When Matar Dal is cooked, it has a mushy texture. In some homes, it is prepared as an evening snack. Recipes that require Matar Dal are some of the easiest to prepare.

Matar Dal is high in dietary fiber and protein. It also contains potassium, manganese, folate, copper, and vitamins B1 and B5.

Lobia

Lobia

Lobia, also known as black-eyed pea or cowpea, is a textured oval-shaped bean indigenous to Africa. It is also cultivated in southern parts of the United States, Latin America, and Southeast Asia.

The name black-eyed pea comes from the black spot or eye at the center of the bean.

Lobia is available in both fresh and dry forms. You can use it in various recipes, including dals, salads, and soups. The different variants of cowpeas include Red Eye, Light Brown Eye, Purple Eye, Clay, and Cream Chowder. 

Although lobia is not as common as chickpeas, it has a high nutritional value. Lobia is rich in fiber and protein. It helps regulate cholesterol levels and is the ideal lentil to incorporate into your diet if you are looking to lose weight.

Laird Lentil

Laird lentil is the first lentil variety licensed in Canada. It is flattened and shaped like a lens and has a green seed coat.

Laird lentils retain their shape after cooking, and they are perfect for soups, salads, and stews. Laird lentils typically cook within 30 to 40 minutes. On cooking, they turn dark brown. So, do not fret when you notice the color change.

Brewer’s Lentil

regular and red lentils

Brewer’s lentil, also known as regular lentil, is the most common in North America. It stands out from other lentils thanks to its mottled khaki color.

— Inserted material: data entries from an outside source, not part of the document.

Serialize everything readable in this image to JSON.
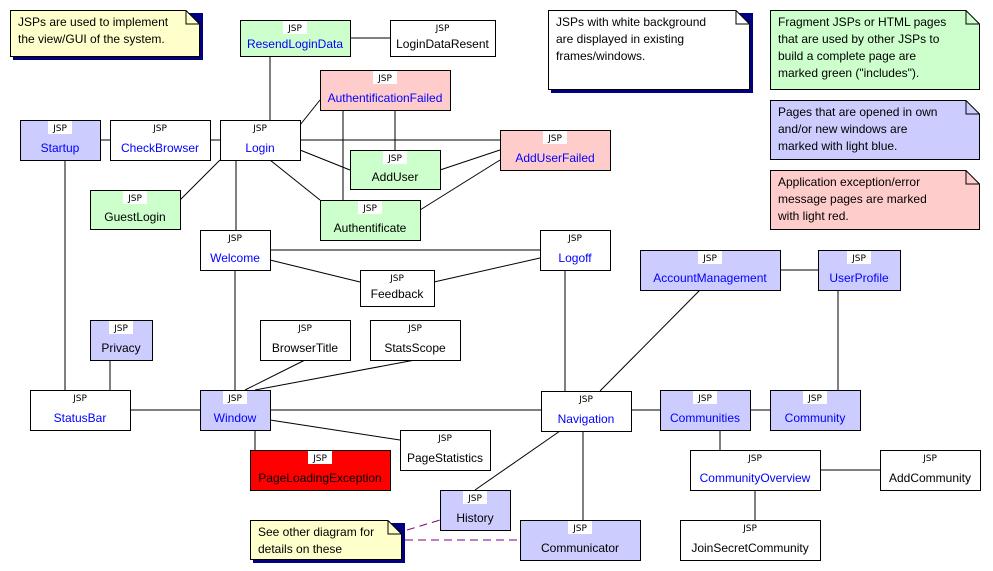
{
  "colors": {
    "white": "#ffffff",
    "include_green": "#ccffcc",
    "window_blue": "#ccccff",
    "error_pink": "#ffcccc",
    "exception_red": "#ff0000",
    "note_yellow": "#ffffcc",
    "link_text": "#0000ff",
    "shadow": "#000080",
    "dashed_link": "#800080"
  },
  "stereotype": "JSP",
  "nodes": [
    {
      "id": "ResendLoginData",
      "label": "ResendLoginData",
      "fill": "include_green",
      "link": true
    },
    {
      "id": "LoginDataResent",
      "label": "LoginDataResent",
      "fill": "white",
      "link": false
    },
    {
      "id": "AuthentificationFailed",
      "label": "AuthentificationFailed",
      "fill": "error_pink",
      "link": true
    },
    {
      "id": "Startup",
      "label": "Startup",
      "fill": "window_blue",
      "link": true
    },
    {
      "id": "CheckBrowser",
      "label": "CheckBrowser",
      "fill": "white",
      "link": true
    },
    {
      "id": "Login",
      "label": "Login",
      "fill": "white",
      "link": true
    },
    {
      "id": "AddUser",
      "label": "AddUser",
      "fill": "include_green",
      "link": false
    },
    {
      "id": "AddUserFailed",
      "label": "AddUserFailed",
      "fill": "error_pink",
      "link": true
    },
    {
      "id": "GuestLogin",
      "label": "GuestLogin",
      "fill": "include_green",
      "link": false
    },
    {
      "id": "Authentificate",
      "label": "Authentificate",
      "fill": "include_green",
      "link": false
    },
    {
      "id": "Welcome",
      "label": "Welcome",
      "fill": "white",
      "link": true
    },
    {
      "id": "Logoff",
      "label": "Logoff",
      "fill": "white",
      "link": true
    },
    {
      "id": "Feedback",
      "label": "Feedback",
      "fill": "white",
      "link": false
    },
    {
      "id": "AccountManagement",
      "label": "AccountManagement",
      "fill": "window_blue",
      "link": true
    },
    {
      "id": "UserProfile",
      "label": "UserProfile",
      "fill": "window_blue",
      "link": true
    },
    {
      "id": "Privacy",
      "label": "Privacy",
      "fill": "window_blue",
      "link": false
    },
    {
      "id": "BrowserTitle",
      "label": "BrowserTitle",
      "fill": "white",
      "link": false
    },
    {
      "id": "StatsScope",
      "label": "StatsScope",
      "fill": "white",
      "link": false
    },
    {
      "id": "StatusBar",
      "label": "StatusBar",
      "fill": "white",
      "link": true
    },
    {
      "id": "Window",
      "label": "Window",
      "fill": "window_blue",
      "link": true
    },
    {
      "id": "Navigation",
      "label": "Navigation",
      "fill": "white",
      "link": true
    },
    {
      "id": "Communities",
      "label": "Communities",
      "fill": "window_blue",
      "link": true
    },
    {
      "id": "Community",
      "label": "Community",
      "fill": "window_blue",
      "link": true
    },
    {
      "id": "PageStatistics",
      "label": "PageStatistics",
      "fill": "white",
      "link": false
    },
    {
      "id": "PageLoadingException",
      "label": "PageLoadingException",
      "fill": "exception_red",
      "link": false
    },
    {
      "id": "CommunityOverview",
      "label": "CommunityOverview",
      "fill": "white",
      "link": true
    },
    {
      "id": "AddCommunity",
      "label": "AddCommunity",
      "fill": "white",
      "link": false
    },
    {
      "id": "History",
      "label": "History",
      "fill": "window_blue",
      "link": false
    },
    {
      "id": "Communicator",
      "label": "Communicator",
      "fill": "window_blue",
      "link": false
    },
    {
      "id": "JoinSecretCommunity",
      "label": "JoinSecretCommunity",
      "fill": "white",
      "link": false
    }
  ],
  "edges": [
    [
      "ResendLoginData",
      "LoginDataResent"
    ],
    [
      "ResendLoginData",
      "Login"
    ],
    [
      "Login",
      "AuthentificationFailed"
    ],
    [
      "Startup",
      "CheckBrowser"
    ],
    [
      "CheckBrowser",
      "Login"
    ],
    [
      "Login",
      "AddUserFailed"
    ],
    [
      "Login",
      "AddUser"
    ],
    [
      "Login",
      "Authentificate"
    ],
    [
      "Login",
      "GuestLogin"
    ],
    [
      "Login",
      "Welcome"
    ],
    [
      "AuthentificationFailed",
      "AddUser"
    ],
    [
      "AuthentificationFailed",
      "Authentificate"
    ],
    [
      "AddUser",
      "AddUserFailed"
    ],
    [
      "Authentificate",
      "AddUserFailed"
    ],
    [
      "Startup",
      "StatusBar"
    ],
    [
      "Welcome",
      "Logoff"
    ],
    [
      "Welcome",
      "Feedback"
    ],
    [
      "Feedback",
      "Logoff"
    ],
    [
      "Welcome",
      "Window"
    ],
    [
      "Logoff",
      "Navigation"
    ],
    [
      "AccountManagement",
      "UserProfile"
    ],
    [
      "AccountManagement",
      "Navigation"
    ],
    [
      "UserProfile",
      "Community"
    ],
    [
      "Privacy",
      "StatusBar"
    ],
    [
      "BrowserTitle",
      "Window"
    ],
    [
      "StatsScope",
      "Window"
    ],
    [
      "StatusBar",
      "Window"
    ],
    [
      "Window",
      "Navigation"
    ],
    [
      "Navigation",
      "Communities"
    ],
    [
      "Communities",
      "Community"
    ],
    [
      "Window",
      "PageStatistics"
    ],
    [
      "Window",
      "PageLoadingException"
    ],
    [
      "Communities",
      "CommunityOverview"
    ],
    [
      "CommunityOverview",
      "AddCommunity"
    ],
    [
      "CommunityOverview",
      "JoinSecretCommunity"
    ],
    [
      "Navigation",
      "History"
    ],
    [
      "Navigation",
      "Communicator"
    ]
  ],
  "dashed_edges": [
    [
      "note-other-diagram",
      "History"
    ],
    [
      "note-other-diagram",
      "Communicator"
    ]
  ],
  "notes": [
    {
      "id": "note-jsp-view",
      "fill": "note_yellow",
      "shadow": true,
      "lines": [
        "JSPs are used to implement",
        "the view/GUI of the system."
      ]
    },
    {
      "id": "note-white",
      "fill": "white",
      "shadow": true,
      "lines": [
        "JSPs with white background",
        "are displayed in existing",
        "frames/windows."
      ]
    },
    {
      "id": "note-green",
      "fill": "include_green",
      "shadow": false,
      "lines": [
        "Fragment JSPs or HTML pages",
        "that are used by other JSPs to",
        "build a complete page are",
        "marked green (\"includes\")."
      ]
    },
    {
      "id": "note-blue",
      "fill": "window_blue",
      "shadow": false,
      "lines": [
        "Pages that are opened in own",
        "and/or new windows are",
        "marked with light blue."
      ]
    },
    {
      "id": "note-red",
      "fill": "error_pink",
      "shadow": false,
      "lines": [
        "Application exception/error",
        "message pages are marked",
        "with light red."
      ]
    },
    {
      "id": "note-other-diagram",
      "fill": "note_yellow",
      "shadow": true,
      "lines": [
        "See other diagram for",
        "details on these"
      ]
    }
  ]
}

Regular lentil has a mild and fairly earthy flavor. It is typically used to make stews and hearty soups. It may also be used to prepare side dishes to be served with pasta and grains.

Brewer’s lentil is considered to have a similar cooking time with rice. And while it retains its shapes even after cooking, you can mash it easily. For this reason, they are perfect for vegetarian burgers and meatloaf.

Resources: